Tracking your IT department’s metrics and KPIs are great ways to parse through all the data you’ve got on your team’s operations. These numbers indicate what’s working, what’s not, and where significant work still needs to be done.
In short, these numbers tell the real story behind your business decisions.
But what exactly is the story that your metrics are telling? Are they actually interesting and helpful indicators? Or, do they end up as a mess of frivolous numbers that ultimately mean little to nothing?
Your IT team can track the right metrics by prioritizing KPIs that reflect the most critical information for both your department and your business as a whole. Since every organization is different, this often means thinking outside-the-box.
Remember: your metrics should encourage change and improvement within your department. They need to go beyond presenting an overly-detailed, confusing snapshot of what you do. Instead, they should serve as a guide to show where and how changes can benefit your operations.
Think less Ulysses and more The Giving Tree. Instead of telling a simple story through complex vocabulary, make sure your metrics are easily understandable yet compelling.
That said, how exactly do you do that? And which metrics should your team focus on following? Here are four IT-related KPIs that can present surprisingly insightful information about your department’s success.
1. Variability of Application Performance
The chances are that you already have strong KPIs to measure your operations. From online application performance to average maintenance time, you may think you’re covered. However, unless you’re tracking the variability of application performance, you’re not.

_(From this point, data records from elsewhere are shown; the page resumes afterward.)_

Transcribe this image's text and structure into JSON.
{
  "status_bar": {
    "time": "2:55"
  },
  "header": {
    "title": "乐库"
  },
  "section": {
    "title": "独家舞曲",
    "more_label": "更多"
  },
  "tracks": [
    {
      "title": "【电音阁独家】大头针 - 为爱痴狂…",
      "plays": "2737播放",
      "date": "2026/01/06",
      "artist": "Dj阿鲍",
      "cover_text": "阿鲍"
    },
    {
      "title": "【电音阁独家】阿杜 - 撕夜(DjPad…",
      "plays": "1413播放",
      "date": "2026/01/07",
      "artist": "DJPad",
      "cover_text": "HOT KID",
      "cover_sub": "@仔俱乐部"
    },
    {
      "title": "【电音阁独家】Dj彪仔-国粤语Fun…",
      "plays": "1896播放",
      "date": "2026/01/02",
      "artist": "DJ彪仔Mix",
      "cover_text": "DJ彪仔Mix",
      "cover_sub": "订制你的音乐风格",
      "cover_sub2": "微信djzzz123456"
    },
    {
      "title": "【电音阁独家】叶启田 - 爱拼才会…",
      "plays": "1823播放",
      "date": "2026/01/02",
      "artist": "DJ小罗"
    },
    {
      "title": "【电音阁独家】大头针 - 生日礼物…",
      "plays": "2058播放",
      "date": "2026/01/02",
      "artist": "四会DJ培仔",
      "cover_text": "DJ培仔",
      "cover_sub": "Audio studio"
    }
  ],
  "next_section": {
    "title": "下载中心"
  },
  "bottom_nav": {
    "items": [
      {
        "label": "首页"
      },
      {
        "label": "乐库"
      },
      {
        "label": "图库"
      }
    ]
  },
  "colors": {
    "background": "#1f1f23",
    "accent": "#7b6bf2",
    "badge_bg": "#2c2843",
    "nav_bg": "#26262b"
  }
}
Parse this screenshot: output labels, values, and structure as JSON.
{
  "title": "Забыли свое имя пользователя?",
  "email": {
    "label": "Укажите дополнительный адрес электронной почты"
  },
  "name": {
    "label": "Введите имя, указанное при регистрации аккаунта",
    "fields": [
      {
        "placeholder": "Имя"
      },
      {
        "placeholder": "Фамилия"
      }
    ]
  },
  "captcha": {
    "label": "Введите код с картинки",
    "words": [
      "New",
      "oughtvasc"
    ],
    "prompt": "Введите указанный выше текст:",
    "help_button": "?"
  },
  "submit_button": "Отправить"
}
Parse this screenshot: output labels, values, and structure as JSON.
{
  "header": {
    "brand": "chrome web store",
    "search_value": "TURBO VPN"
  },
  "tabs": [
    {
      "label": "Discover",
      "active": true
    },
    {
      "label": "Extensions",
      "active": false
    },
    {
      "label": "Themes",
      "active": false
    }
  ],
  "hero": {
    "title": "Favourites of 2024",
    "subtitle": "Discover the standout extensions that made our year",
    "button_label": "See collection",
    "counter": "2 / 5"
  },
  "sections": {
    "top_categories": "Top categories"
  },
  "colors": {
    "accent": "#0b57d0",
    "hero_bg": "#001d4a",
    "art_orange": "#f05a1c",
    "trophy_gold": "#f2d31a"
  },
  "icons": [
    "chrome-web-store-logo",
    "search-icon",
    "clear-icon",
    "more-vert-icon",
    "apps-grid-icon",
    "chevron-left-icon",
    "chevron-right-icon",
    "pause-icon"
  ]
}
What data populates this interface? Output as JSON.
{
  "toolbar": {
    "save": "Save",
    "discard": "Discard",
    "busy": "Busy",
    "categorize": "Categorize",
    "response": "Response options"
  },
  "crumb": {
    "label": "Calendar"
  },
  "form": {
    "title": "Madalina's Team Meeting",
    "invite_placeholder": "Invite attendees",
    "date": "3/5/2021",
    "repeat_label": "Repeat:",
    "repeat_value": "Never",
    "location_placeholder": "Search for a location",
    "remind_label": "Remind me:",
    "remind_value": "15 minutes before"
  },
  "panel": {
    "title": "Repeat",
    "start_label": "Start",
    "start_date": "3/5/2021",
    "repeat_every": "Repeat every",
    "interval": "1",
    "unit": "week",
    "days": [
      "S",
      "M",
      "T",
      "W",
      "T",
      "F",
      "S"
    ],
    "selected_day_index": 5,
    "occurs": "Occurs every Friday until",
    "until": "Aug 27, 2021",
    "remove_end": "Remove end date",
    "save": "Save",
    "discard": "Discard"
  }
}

Performance variability is best defined as the change in performance for anyone device or operation. While small levels of variability (about 10 percent) are to be expected, more drastic variations are a sign that there’s something wrong.
You should measure performance variability for all major software and hardware that your team oversees, as well as that of your own employees.
If there’s a high level of variability, it’s time to look into what’s going. You may find unexpectedly outdated or inefficient equipment, computers, or print devices that should be retired or replaced. There might also be a need to better educate employees on how to create a more efficient, consistent workplace environment.
2. IT Budget Variance
What are your actual costs vs. budgeted costs?
Carefully review your budget variance for both direct expenses, like salaries, and inter-company expenses (allocated from other departments) as a way to determine where you’re over- or under-budget.
Keeping track of this allows you to determine whether or not IT is allocating resources appropriately, and where you’re off-base. It also lets you build a long-term picture of how you’re using your budget. This will give you significant ammunition for further budget negotiations.
With a few quarters of information showing how the IT departments have come under budget on essential projects, you have substantial leverage in negotiating more resources from the CEO.
3. Project Satisfaction and Post-Project Analysis
If you’re not sending out post-project surveys to any participating employees, you’re missing out on important data that helps you understand your IT department’s success.
More studies are showing that employee satisfaction may be your most important metric to track. The results of these surveys allow you to quantify team satisfaction on a project-by-project basis. It’s also a great way to prove your value and commitment to your company and your team’s happiness.
One idea is to create a questionnaire for employees to fill out post-project, which may or may not be anonymous depending on your specific team (anonymous surveys might be more honest). With every question, provide employees with a scale between one and five to measure satisfaction—one is least satisfied, and five is most satisfied.
Also, don’t forget to ask the IT team to fill out the questionnaire as well. Even if they were less involved than others, they’ll have valuable insights to bring to the table on how you can better streamline future projects, manage time, and increase productivity.
With this information, you can track where you can improve, why your most successful projects worked, and why others didn't.
4. Time Spent on Help Desk Tickets and Tasks
For most IT teams, seemingly endless help desk tickets are just a part of everyday work life. Sure. You’re likely keeping track of how many of these tickets come through and are completed. But what are you doing to monitor how much time is spent on tasks and what those tasks are?
For example, did you know that almost 1 in 4, or about 23%, of all help desk calls are printer related?! That’s a massive amount of time that most teams would rather use elsewhere.
Once you’ve determined precisely what that metric is, it’ll be easier to decide how to cut the time dedicated to print devices down by perhaps updating your equipment, educating employees on best print practices, or hiring a managed print service provider.
By following KPIs like these, you can more accurately see how your team’s time is currently allocated. Now you’ll have a clearer snapshot of your current processes and can best determine how to streamline your time and resources.
Ready to make your company’s workflow more efficient in no time? Then take a look at our eBook, 6 Steps to Recharge Your Managed Print Process. This guide offers great tips on making the most out of your IT department’s management for every print device.
Or, if you’re looking for an expert managed print partner who will help take your IT team’s success to the next level, contact imageOne! With a free, 15-minute Discovery Call, we’ll talk about how our expertise can save you time, money, and so much more.